*The task*: Make an exact copy of every entry below, with the pictures left out.

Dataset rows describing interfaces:
------
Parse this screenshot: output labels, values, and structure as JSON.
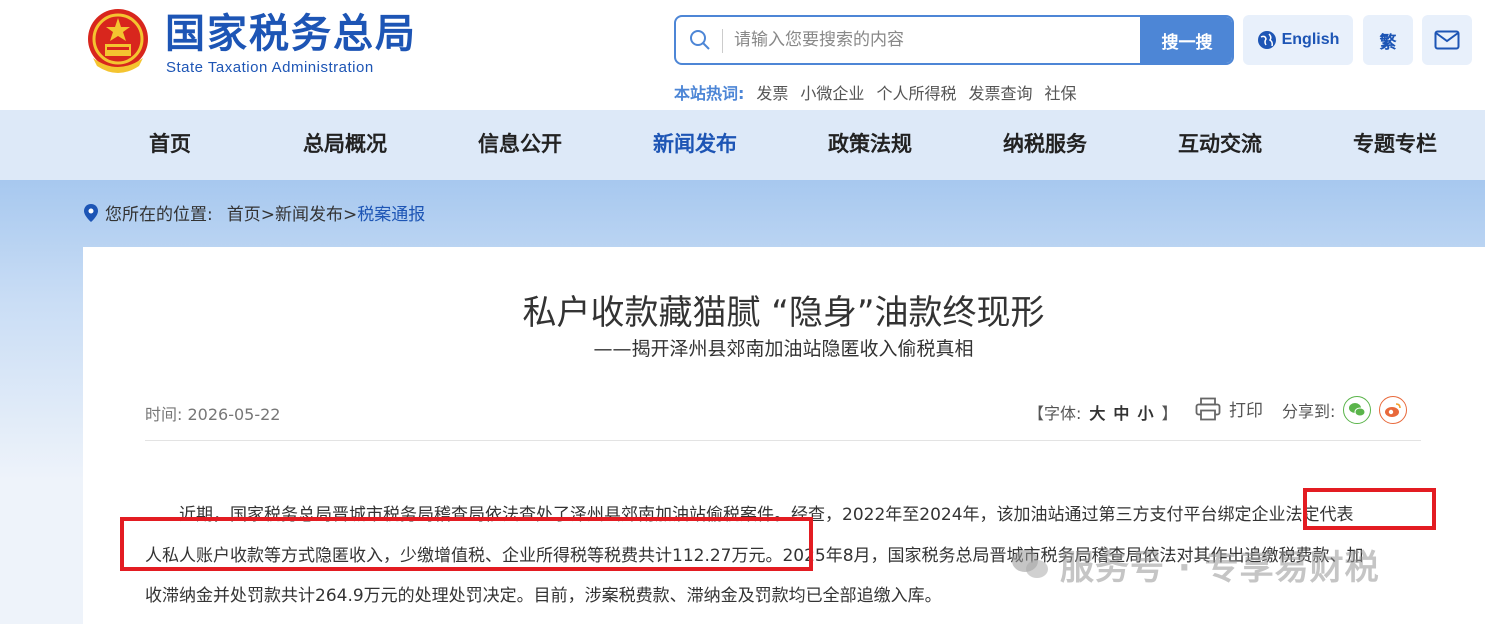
{
  "header": {
    "logo_cn": "国家税务总局",
    "logo_en": "State Taxation Administration",
    "search_placeholder": "请输入您要搜索的内容",
    "search_button": "搜一搜",
    "english_label": "English",
    "traditional_label": "繁",
    "hot_label": "本站热词:",
    "hot_words": [
      "发票",
      "小微企业",
      "个人所得税",
      "发票查询",
      "社保"
    ]
  },
  "nav": {
    "items": [
      "首页",
      "总局概况",
      "信息公开",
      "新闻发布",
      "政策法规",
      "纳税服务",
      "互动交流",
      "专题专栏"
    ],
    "active": "新闻发布"
  },
  "breadcrumb": {
    "label": "您所在的位置:",
    "home": "首页",
    "sep": ">",
    "section": "新闻发布",
    "current": "税案通报"
  },
  "article": {
    "title": "私户收款藏猫腻 “隐身”油款终现形",
    "subtitle": "——揭开泽州县郊南加油站隐匿收入偷税真相",
    "time_label": "时间:",
    "time": "2026-05-22",
    "font_label": "【字体:",
    "font_large": "大",
    "font_medium": "中",
    "font_small": "小",
    "font_close": "】",
    "print_label": "打印",
    "share_label": "分享到:",
    "lines": [
      "　　近期，国家税务总局晋城市税务局稽查局依法查处了泽州县郊南加油站偷税案件。经查，2022年至2024年，该加油站通过第三方支付平台绑定企业法定代表",
      "人私人账户收款等方式隐匿收入，少缴增值税、企业所得税等税费共计112.27万元。2025年8月，国家税务总局晋城市税务局稽查局依法对其作出追缴税费款、加",
      "收滞纳金并处罚款共计264.9万元的处理处罚决定。目前，涉案税费款、滞纳金及罚款均已全部追缴入库。"
    ]
  },
  "watermark": "服务号 · 专享易财税",
  "colors": {
    "brand": "#1d55b5",
    "accent": "#4d86d6",
    "highlight": "#e31c22"
  }
}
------
*Result of this task*:
Parse this screenshot: output labels, values, and structure as JSON.
{
  "header": {
    "logo_cn": "国家税务总局",
    "logo_en": "State Taxation Administration",
    "search_placeholder": "请输入您要搜索的内容",
    "search_button": "搜一搜",
    "english_label": "English",
    "traditional_label": "繁",
    "hot_label": "本站热词:",
    "hot_words": [
      "发票",
      "小微企业",
      "个人所得税",
      "发票查询",
      "社保"
    ]
  },
  "nav": {
    "items": [
      "首页",
      "总局概况",
      "信息公开",
      "新闻发布",
      "政策法规",
      "纳税服务",
      "互动交流",
      "专题专栏"
    ],
    "active": "新闻发布"
  },
  "breadcrumb": {
    "label": "您所在的位置:",
    "home": "首页",
    "sep": ">",
    "section": "新闻发布",
    "current": "税案通报"
  },
  "article": {
    "title": "私户收款藏猫腻 “隐身”油款终现形",
    "subtitle": "——揭开泽州县郊南加油站隐匿收入偷税真相",
    "time_label": "时间:",
    "time": "2026-05-22",
    "font_label": "【字体:",
    "font_large": "大",
    "font_medium": "中",
    "font_small": "小",
    "font_close": "】",
    "print_label": "打印",
    "share_label": "分享到:",
    "lines": [
      "　　近期，国家税务总局晋城市税务局稽查局依法查处了泽州县郊南加油站偷税案件。经查，2022年至2024年，该加油站通过第三方支付平台绑定企业法定代表",
      "人私人账户收款等方式隐匿收入，少缴增值税、企业所得税等税费共计112.27万元。2025年8月，国家税务总局晋城市税务局稽查局依法对其作出追缴税费款、加",
      "收滞纳金并处罚款共计264.9万元的处理处罚决定。目前，涉案税费款、滞纳金及罚款均已全部追缴入库。"
    ]
  },
  "watermark": "服务号 · 专享易财税",
  "colors": {
    "brand": "#1d55b5",
    "accent": "#4d86d6",
    "highlight": "#e31c22"
  }
}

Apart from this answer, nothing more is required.